<p>Unless Clemson gives you a free ride, you're likely going to have at least a 5500 loan there....and likely a gap and an EFC.</p>

<p>Yeah, clemson isn't very good when it comes to financial aid. At all. At the university of south carolina, I got more scholarships than the cost of attendance, so Id probably just go there, even though it's ranked lower in engineering than Clemson. But, since I'm in at Dartmouth, hopefully I can afford to go there. And doesnt the quote above mean I would have no student loans???</p>

<p>You may have to wait until final financial aid offers are given (though you can try the schools' "net price calculators" on their web sites to get estimates). Different schools may have different ideas of what they expect your family to contribute. If the expected family contribution is greater than what your family can actually contribute, then you will need loans or work earnings to cover the gap.</p>

<p>If I understand correctly, you have not received a final financial aid offer from Dartmouth or Clemson, but you have received scholarships at USC Gamecocks that would give you a free ride and more?</p>

<p>USC Gamecocks is ABET-accredited for civil</a> engineering; the department and major includes environmental engineering as a subarea.</p>

<p>But, doesnt Dartmouth's statement of :if you have an income <75k, then there will be no parental contribution plus no loans: essentially mean that it should be free?
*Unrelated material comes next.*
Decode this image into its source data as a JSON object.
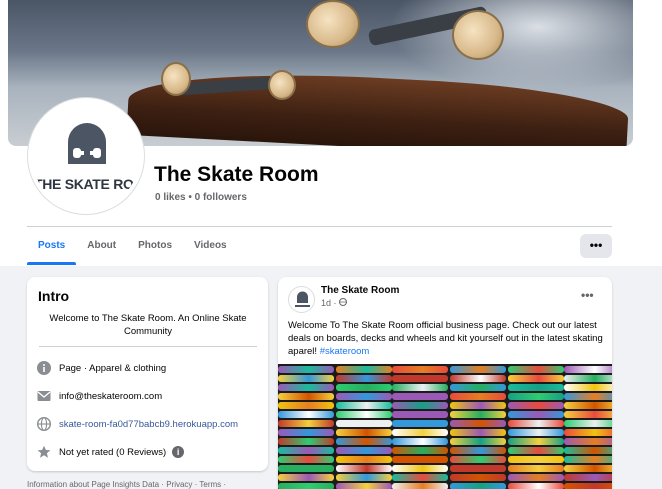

I'm quite confused about this whole process, to be honest.</p>

<p>But yes, ucb, you are correct. USC's cost of attendance is around 21,000... and i have the palmetto fellows scholarship (7,000), National merit scholarship (10,000), and a 7,000+ scholarship from the school.... which puts me 3,000+ over the cost of attendance. (((Does this mean i would get to keep the 3,000???))) </p>
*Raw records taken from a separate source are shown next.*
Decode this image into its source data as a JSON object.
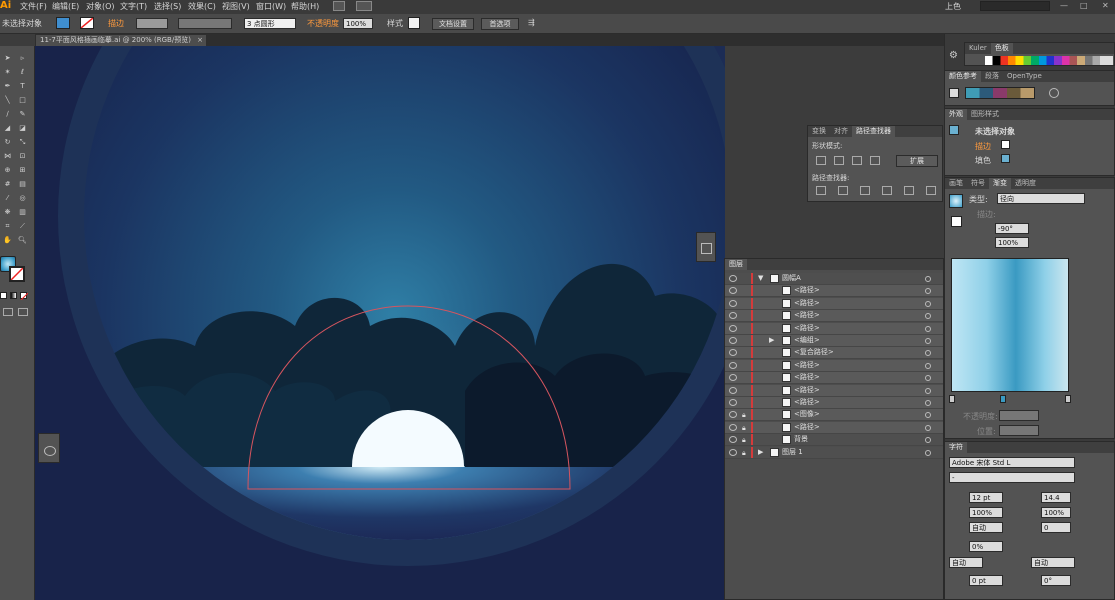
{
  "app": {
    "logo": "Ai"
  },
  "menu": [
    "文件(F)",
    "编辑(E)",
    "对象(O)",
    "文字(T)",
    "选择(S)",
    "效果(C)",
    "视图(V)",
    "窗口(W)",
    "帮助(H)"
  ],
  "workspace": "上色",
  "control": {
    "no_selection": "未选择对象",
    "stroke_label": "描边",
    "stroke_style": "3 点圆形",
    "opacity_label": "不透明度",
    "opacity_value": "100%",
    "style_label": "样式",
    "doc_setup": "文档设置",
    "preferences": "首选项"
  },
  "document_tab": {
    "title": "11-7平面风格插画临摹.ai @ 200% (RGB/预览)",
    "close": "×"
  },
  "pathfinder": {
    "tabs": [
      "变换",
      "对齐",
      "路径查找器"
    ],
    "shape_modes": "形状模式:",
    "pathfinders": "路径查找器:",
    "expand": "扩展"
  },
  "layers": {
    "title": "图层",
    "rows": [
      {
        "name": "圆幅A",
        "indent": 0,
        "expand": "▼"
      },
      {
        "name": "<路径>",
        "indent": 1
      },
      {
        "name": "<路径>",
        "indent": 1
      },
      {
        "name": "<路径>",
        "indent": 1
      },
      {
        "name": "<路径>",
        "indent": 1
      },
      {
        "name": "<编组>",
        "indent": 1,
        "expand": "▶"
      },
      {
        "name": "<复合路径>",
        "indent": 1
      },
      {
        "name": "<路径>",
        "indent": 1
      },
      {
        "name": "<路径>",
        "indent": 1
      },
      {
        "name": "<路径>",
        "indent": 1
      },
      {
        "name": "<路径>",
        "indent": 1
      },
      {
        "name": "<图像>",
        "indent": 1,
        "lock": true
      },
      {
        "name": "<路径>",
        "indent": 1,
        "lock": true
      },
      {
        "name": "背景",
        "indent": 1,
        "lock": true
      },
      {
        "name": "图层 1",
        "indent": 0,
        "lock": true,
        "expand": "▶"
      }
    ]
  },
  "right": {
    "kuler_tabs": [
      "Kuler",
      "色板"
    ],
    "color_guide_tabs": [
      "颜色参考",
      "段落",
      "OpenType"
    ],
    "appearance_tabs": [
      "外观",
      "图形样式"
    ],
    "appearance_title": "未选择对象",
    "appearance_stroke": "描边",
    "appearance_fill": "填色",
    "gradient_tabs": [
      "画笔",
      "符号",
      "渐变",
      "透明度"
    ],
    "gradient_type_label": "类型:",
    "gradient_type": "径向",
    "gradient_stroke": "描边:",
    "gradient_angle": "-90°",
    "gradient_ratio": "100%",
    "gradient_opacity": "不透明度:",
    "gradient_location": "位置:",
    "character_title": "字符",
    "font_name": "Adobe 宋体 Std L",
    "font_style": "-",
    "font_size": "12 pt",
    "leading": "14.4",
    "scale_v": "100%",
    "scale_h": "100%",
    "kerning": "自动",
    "tracking": "0",
    "baseline_pct": "0%",
    "auto1": "自动",
    "auto2": "自动",
    "baseline_pt": "0 pt",
    "rotation": "0°"
  }
}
<p>Considering that i want to do consulting or something of the sort, would going to Dartmouth for a little money(?) be worth it considering I'm in at USC for free or more.?</p>

My family makes ~55,000.... So, what exactly would I have to pay for. Would they set me up with a work study? Can someone explain how financial aid works in situations like this?
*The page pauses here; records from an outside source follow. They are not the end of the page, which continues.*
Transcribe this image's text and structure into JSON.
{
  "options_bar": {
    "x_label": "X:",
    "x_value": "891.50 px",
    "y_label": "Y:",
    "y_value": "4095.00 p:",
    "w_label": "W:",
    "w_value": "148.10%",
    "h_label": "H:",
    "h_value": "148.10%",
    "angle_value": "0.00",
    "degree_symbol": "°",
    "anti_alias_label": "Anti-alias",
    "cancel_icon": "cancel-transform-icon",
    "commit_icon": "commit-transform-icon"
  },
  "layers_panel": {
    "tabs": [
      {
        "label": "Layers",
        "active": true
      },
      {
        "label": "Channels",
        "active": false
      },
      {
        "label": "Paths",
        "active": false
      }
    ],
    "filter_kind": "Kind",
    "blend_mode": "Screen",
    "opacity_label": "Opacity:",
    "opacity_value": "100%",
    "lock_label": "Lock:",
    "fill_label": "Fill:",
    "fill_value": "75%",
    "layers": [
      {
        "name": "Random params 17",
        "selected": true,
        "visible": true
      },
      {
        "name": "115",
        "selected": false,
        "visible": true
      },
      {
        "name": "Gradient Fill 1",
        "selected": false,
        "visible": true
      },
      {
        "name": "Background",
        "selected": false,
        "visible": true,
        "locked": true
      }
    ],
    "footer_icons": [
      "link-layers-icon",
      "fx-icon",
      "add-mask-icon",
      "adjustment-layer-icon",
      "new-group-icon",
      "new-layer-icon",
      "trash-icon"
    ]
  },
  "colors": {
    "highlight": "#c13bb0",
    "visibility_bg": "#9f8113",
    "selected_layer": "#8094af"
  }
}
<p>OP, we're about at the same income level, and my son was fortunate enough to be able to compare aid from four Ivys (though not Dartmouth)last year. The aid offered was pretty close, within $2,000 of each other. And we did mention the most generous offer to a financial aid officer at one of the other schools during freshman admit days, and they matched it.</p>

<p>They all assumed about $2,000 worth of summer earnings and $3,000 worth of work study from my son, but no family contribution. They also factored in 20% of his savings. But they subtracted that from full tuition, room, board, $300 in travel and $3,000 in books and fees.</p>

<p>Hope that helps; have you asked on the Dartmouth forum?</p>

<p>thank you, Scoutsmom!! So, in work study, does that mean that the university provides you with a job so you can work the money off?? But that offer seems very generous; I hope my offer is similar.</p>

<p>Work study refers to (usually on-campus) jobs where the student's pay is subsidized by the government.</p>

<p>Federal</a> Work-Study (FWS) Program
Funding</a> Education Beyond High School: The Guide to Federal Student Aid 2010-11</p>

<p>OSHUNLIDE, I am a civil engineering student at Clemson. Feel free to let me know if you have any questions at all about Clemson!</p>

<p>so the work study job is guaranteed? That's a relief. And pierre, I know that Clemson is really good for engineering, but can you speak on its financial aid?</p>

<p>Here are the basic guidelines of scholarships for freshman students: <a href=""&gt;;/a&gt;&lt;/p>

<p>I take it that since you are applying to both Clemson and South Carolina that you are a South Carolina resident? If so, are you going to be receiving a LIFE or Palmetto scholarship? That may help you out furthermore with costs.</p>

<p>Other info about financial aid: <a href=""&gt;;/a&gt;&lt;/p>